1/2 cup plain yogurt (I use Stonyfield Organic whole milk)
1/4 cup coconut/soy milk
2 tablespoons honey
1 cup crushed ice
Freeze strawberries and 1 banana for 20 minutes. During that time, blend the kale, 1 banana, yogurt, honey, and ice until smooth and creamy. Divide into four portions and freeze for 20 minutes. Meanwhile, blend frozen strawberries, banana, yogurt, honey, and ice until creamy and smooth. Pour strawberry smoothie over kale and serve immediately.
Summertime means looking for cold, fresh, in-season recipes. This hits all the right spots for breakfast and a sweet treat. Plus, spinach has iron for us anemics!

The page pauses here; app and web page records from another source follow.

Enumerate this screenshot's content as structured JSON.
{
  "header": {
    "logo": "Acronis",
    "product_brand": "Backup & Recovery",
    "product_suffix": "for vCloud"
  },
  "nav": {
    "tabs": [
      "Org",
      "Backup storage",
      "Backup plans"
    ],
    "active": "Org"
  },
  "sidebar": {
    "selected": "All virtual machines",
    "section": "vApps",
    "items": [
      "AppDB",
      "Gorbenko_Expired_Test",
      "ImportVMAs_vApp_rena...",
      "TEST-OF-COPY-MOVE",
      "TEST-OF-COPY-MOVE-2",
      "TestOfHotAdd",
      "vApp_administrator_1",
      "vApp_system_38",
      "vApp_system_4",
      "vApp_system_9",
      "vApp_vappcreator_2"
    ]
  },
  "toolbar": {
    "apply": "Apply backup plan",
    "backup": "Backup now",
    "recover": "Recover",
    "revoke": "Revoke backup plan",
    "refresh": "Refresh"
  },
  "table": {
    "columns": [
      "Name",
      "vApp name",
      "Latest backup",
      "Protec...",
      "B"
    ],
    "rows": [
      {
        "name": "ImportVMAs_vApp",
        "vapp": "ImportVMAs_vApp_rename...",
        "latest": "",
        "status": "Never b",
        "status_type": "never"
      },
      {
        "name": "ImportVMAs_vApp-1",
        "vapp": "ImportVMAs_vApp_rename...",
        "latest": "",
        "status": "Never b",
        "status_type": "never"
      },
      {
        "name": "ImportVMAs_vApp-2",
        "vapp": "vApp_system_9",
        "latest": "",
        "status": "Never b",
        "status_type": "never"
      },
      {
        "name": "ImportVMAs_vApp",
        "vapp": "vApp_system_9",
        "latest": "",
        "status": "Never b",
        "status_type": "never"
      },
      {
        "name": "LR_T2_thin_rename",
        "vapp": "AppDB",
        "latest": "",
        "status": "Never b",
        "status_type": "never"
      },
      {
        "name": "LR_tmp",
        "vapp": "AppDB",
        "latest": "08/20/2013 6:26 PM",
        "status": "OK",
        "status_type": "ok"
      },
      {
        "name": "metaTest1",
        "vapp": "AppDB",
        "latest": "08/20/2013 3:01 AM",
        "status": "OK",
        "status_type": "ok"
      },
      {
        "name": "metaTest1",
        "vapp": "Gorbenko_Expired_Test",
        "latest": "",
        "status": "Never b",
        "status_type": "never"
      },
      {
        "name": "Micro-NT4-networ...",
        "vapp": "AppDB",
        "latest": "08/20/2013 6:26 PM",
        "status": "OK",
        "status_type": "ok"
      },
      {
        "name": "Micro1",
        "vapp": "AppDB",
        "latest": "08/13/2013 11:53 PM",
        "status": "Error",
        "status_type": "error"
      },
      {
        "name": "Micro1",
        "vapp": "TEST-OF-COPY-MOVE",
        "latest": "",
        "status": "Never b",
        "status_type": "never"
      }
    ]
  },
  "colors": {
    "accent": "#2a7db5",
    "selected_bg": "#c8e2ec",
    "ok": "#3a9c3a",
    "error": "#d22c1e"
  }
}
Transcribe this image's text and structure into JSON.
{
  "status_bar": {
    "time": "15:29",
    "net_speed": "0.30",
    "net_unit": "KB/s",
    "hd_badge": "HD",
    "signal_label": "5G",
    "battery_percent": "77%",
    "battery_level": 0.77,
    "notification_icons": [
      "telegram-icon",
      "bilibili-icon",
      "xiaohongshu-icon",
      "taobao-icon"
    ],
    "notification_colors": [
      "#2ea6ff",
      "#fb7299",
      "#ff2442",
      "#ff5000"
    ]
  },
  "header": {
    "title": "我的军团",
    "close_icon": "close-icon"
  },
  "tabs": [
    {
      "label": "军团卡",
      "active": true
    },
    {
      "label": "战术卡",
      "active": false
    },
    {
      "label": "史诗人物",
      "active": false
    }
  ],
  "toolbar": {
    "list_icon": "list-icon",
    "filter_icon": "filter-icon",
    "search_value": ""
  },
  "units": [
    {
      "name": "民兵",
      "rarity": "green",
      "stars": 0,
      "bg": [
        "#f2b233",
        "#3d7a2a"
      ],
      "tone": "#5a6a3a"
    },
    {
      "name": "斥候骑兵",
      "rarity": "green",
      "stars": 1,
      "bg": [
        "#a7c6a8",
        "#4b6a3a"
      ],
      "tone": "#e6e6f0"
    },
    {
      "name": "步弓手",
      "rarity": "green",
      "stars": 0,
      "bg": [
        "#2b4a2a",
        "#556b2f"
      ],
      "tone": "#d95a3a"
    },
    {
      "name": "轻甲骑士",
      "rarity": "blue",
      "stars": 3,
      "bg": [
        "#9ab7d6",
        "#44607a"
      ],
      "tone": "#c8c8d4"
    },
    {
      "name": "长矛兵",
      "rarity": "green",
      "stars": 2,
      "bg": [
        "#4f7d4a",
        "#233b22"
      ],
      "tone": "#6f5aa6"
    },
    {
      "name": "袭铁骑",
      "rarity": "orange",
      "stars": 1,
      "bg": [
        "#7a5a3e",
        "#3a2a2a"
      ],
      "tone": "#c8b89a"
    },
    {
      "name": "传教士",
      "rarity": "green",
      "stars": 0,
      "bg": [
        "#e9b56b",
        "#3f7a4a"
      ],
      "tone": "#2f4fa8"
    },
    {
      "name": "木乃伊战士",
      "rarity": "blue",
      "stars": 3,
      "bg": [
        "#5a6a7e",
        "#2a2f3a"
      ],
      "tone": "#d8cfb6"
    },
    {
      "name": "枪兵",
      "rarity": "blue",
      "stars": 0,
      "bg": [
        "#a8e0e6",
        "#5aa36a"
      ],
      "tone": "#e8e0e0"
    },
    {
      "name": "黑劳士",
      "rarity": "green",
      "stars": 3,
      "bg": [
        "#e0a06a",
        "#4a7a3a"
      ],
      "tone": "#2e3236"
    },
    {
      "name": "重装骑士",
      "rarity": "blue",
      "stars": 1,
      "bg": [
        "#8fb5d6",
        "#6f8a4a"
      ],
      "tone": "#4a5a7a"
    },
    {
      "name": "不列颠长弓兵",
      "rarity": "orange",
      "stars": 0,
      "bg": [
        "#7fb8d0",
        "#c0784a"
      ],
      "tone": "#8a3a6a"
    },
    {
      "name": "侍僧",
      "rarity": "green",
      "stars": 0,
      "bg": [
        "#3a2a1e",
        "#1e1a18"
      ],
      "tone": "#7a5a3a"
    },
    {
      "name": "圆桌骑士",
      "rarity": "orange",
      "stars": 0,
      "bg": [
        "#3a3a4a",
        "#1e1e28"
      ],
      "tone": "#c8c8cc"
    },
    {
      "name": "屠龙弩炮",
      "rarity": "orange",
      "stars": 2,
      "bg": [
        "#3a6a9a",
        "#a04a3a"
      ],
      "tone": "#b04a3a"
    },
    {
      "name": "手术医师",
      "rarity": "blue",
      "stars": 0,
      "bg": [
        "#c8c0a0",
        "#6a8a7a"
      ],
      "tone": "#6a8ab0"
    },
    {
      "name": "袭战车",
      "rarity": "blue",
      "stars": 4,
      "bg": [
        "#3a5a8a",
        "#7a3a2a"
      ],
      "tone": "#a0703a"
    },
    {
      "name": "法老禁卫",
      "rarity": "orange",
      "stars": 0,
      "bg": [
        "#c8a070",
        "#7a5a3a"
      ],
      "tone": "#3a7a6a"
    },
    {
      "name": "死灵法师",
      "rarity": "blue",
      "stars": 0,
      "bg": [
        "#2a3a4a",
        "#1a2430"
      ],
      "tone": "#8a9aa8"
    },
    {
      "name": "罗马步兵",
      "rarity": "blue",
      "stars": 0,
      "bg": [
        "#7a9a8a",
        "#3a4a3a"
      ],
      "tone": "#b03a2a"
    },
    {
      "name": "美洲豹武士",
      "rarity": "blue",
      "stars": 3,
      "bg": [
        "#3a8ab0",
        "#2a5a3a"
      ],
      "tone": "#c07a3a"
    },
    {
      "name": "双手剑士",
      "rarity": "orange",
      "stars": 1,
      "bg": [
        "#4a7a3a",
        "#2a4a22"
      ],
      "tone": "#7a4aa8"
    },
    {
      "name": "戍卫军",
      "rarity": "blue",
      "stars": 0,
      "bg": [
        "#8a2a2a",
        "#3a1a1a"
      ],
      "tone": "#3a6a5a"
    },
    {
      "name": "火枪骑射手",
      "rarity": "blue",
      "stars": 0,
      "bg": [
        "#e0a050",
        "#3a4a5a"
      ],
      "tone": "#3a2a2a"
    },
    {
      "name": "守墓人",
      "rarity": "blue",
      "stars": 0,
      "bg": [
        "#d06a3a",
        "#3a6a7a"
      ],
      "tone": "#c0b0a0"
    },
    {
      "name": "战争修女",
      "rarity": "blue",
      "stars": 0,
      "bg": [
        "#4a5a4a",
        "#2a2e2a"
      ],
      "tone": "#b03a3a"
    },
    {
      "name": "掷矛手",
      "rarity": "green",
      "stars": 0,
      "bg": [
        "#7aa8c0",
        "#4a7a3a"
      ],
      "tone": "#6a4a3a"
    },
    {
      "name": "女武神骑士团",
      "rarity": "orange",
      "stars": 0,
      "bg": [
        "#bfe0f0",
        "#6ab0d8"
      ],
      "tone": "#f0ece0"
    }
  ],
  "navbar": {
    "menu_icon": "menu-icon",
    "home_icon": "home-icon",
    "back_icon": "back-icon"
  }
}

Indian Eggplant coconut curry, aka Vaingan (Hindi: वैंगण)
Adapted from LMU München Serves 4
2 large aubergines
2 big pinches of coriander powder
2 little pinches of mustard seeds
a pinch of Chili powder (if desired)
2 little pinches of turmeric
1 can (220 g) of coconut milk
jasmine rice with coconut milk
seasoned red onions
Slice the onions. Add the ground coriander, half of the mustard seeds, turmeric, and chili powder with a little oil to the onions; mix and crush well with your fingers. Peel the eggplant and cube it. Heat the butter in a saucepan and roast the other half of the mustard seeds. Then sauté the onion mixture for 5 minutes. Add the eggplant and stir. After 2 minutes, add half a cup of water and half the can of coconut milk (I also threw in some paprika because I had no chili powder), bring to a boil, and cook until the eggplants are very soft. Season with salt and pepper (I also added a bit of organic vegetable broth). Add the rest of the coconut milk to the basmati rice and serve.
Raita (Yoghurt dip)
A cup of yogurt with a little salt, pepper and stir in half a teaspoon of cumin powder (Depending on your preference, you can add tomato, cucumber, mint, or onion to the raita. To do so, just dice the vegetables small and mix.)